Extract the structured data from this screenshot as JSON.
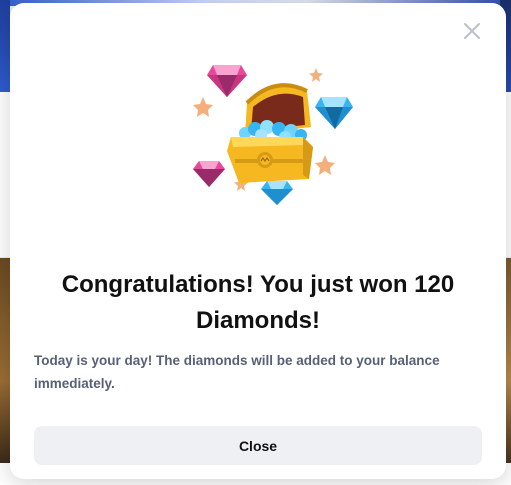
{
  "modal": {
    "title": "Congratulations! You just won 120 Diamonds!",
    "message": "Today is your day! The diamonds will be added to your balance immediately.",
    "close_button_label": "Close",
    "close_icon": "close-icon",
    "illustration": "treasure-chest-with-diamonds-illustration"
  },
  "colors": {
    "title": "#111111",
    "message": "#586077",
    "button_bg": "#eef0f3",
    "chest_gold": "#f5b821",
    "diamond_blue": "#37b4f2",
    "diamond_pink": "#e8479b",
    "star": "#f4b07c"
  }
}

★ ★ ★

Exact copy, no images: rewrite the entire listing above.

Answer to this task |
Extract the structured data from this screenshot as JSON.
{
  "modal": {
    "title": "Congratulations! You just won 120 Diamonds!",
    "message": "Today is your day! The diamonds will be added to your balance immediately.",
    "close_button_label": "Close",
    "close_icon": "close-icon",
    "illustration": "treasure-chest-with-diamonds-illustration"
  },
  "colors": {
    "title": "#111111",
    "message": "#586077",
    "button_bg": "#eef0f3",
    "chest_gold": "#f5b821",
    "diamond_blue": "#37b4f2",
    "diamond_pink": "#e8479b",
    "star": "#f4b07c"
  }
}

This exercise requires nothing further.